Would you describe yourself as financially literate?

On the surface, Australians may seem to have a great understanding of finances – in the Standard & Poor's 2015 Global Financial Literacy Survey, Australia ranked ninth worldwide for the proportion of adults who met their criteria for financial literacy.

However, there was a considerable gap in literacy between the rich and the poor – while three quarters of the richest 60 per cent of Australian households had satisfactory levels of literacy, only half of the poorest 40 per cent gained the same grade.

The outlook is even worse for women.
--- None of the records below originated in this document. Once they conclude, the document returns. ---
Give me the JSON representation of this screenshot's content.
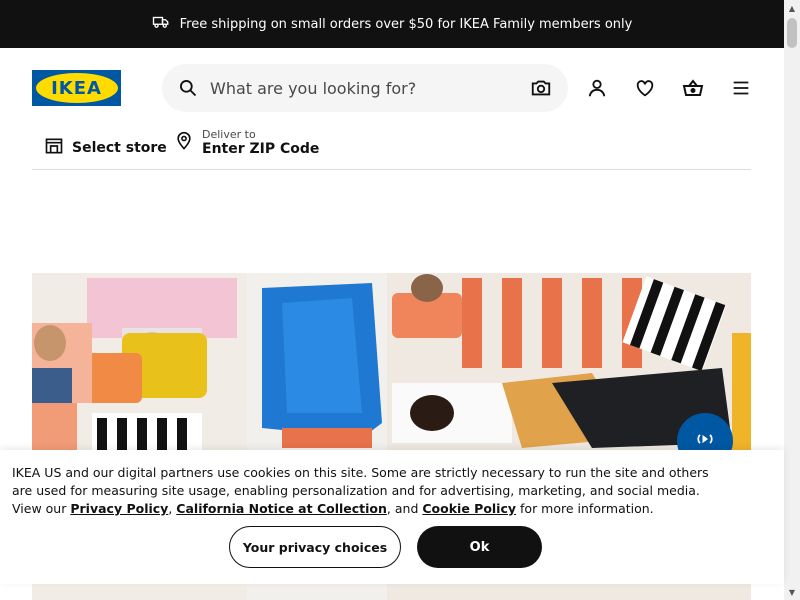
{
  "banner": {
    "text": "Free shipping on small orders over $50 for IKEA Family members only",
    "icon": "truck-icon"
  },
  "header": {
    "logo_text": "IKEA",
    "search_placeholder": "What are you looking for?",
    "icons": [
      "search-icon",
      "camera-icon",
      "user-icon",
      "heart-icon",
      "basket-icon",
      "menu-icon"
    ]
  },
  "location": {
    "store_label": "Select store",
    "deliver_to": "Deliver to",
    "zip_label": "Enter ZIP Code"
  },
  "hero": {
    "sound_button_icon": "audio-icon"
  },
  "cookie": {
    "text_1": "IKEA US and our digital partners use cookies on this site. Some are strictly necessary to run the site and others are used for measuring site usage, enabling personalization and for advertising, marketing, and social media. View our",
    "privacy_link": "Privacy Policy",
    "comma": ",",
    "california_link": "California Notice at Collection",
    "and": ", and",
    "cookie_link": "Cookie Policy",
    "text_2": "for more information.",
    "choices_button": "Your privacy choices",
    "ok_button": "Ok"
  },
  "colors": {
    "brand_blue": "#0058a3",
    "brand_yellow": "#ffdb00",
    "banner_bg": "#111111"
  }
}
The 2018 Household, Income and Labour Dynamics in Australia (HILDA) Survey found that women showed significantly lower levels of financial literacy than men.

Now, a new index has found that the financial ‘consciousness’ of Australians has dipped further, with the average person scoring 48 out of 100.

The Financial Consciousness Index, developed by Deloitte Access Economics and commissioned by Comparethemarket, surveyed 3,000 individuals on their financial experiences and understanding of various financial topics.

The survey included calculation questions surrounding interest rate, savings and investments as well as those pertaining personal habits such as “What best describes your approach to your finances?” and “When making significant financial decisions, who do you typically consult with?”

The index found that while Australians could still be considered as financially conscious, their average score in the index has declined from 51 in 2018 to 48 this year.

According to the index’s analysis, there are now an estimated 7.5 million Australians who struggle with their bills, savings and job security, up by nearly 2 million from last year.

The report said the slump in the levels of financial consciousness was not “necessarily surprising”, as low household income growth weakened people’s financial position and brought their comprehension of financial matters down.

Try the quiz yourself here.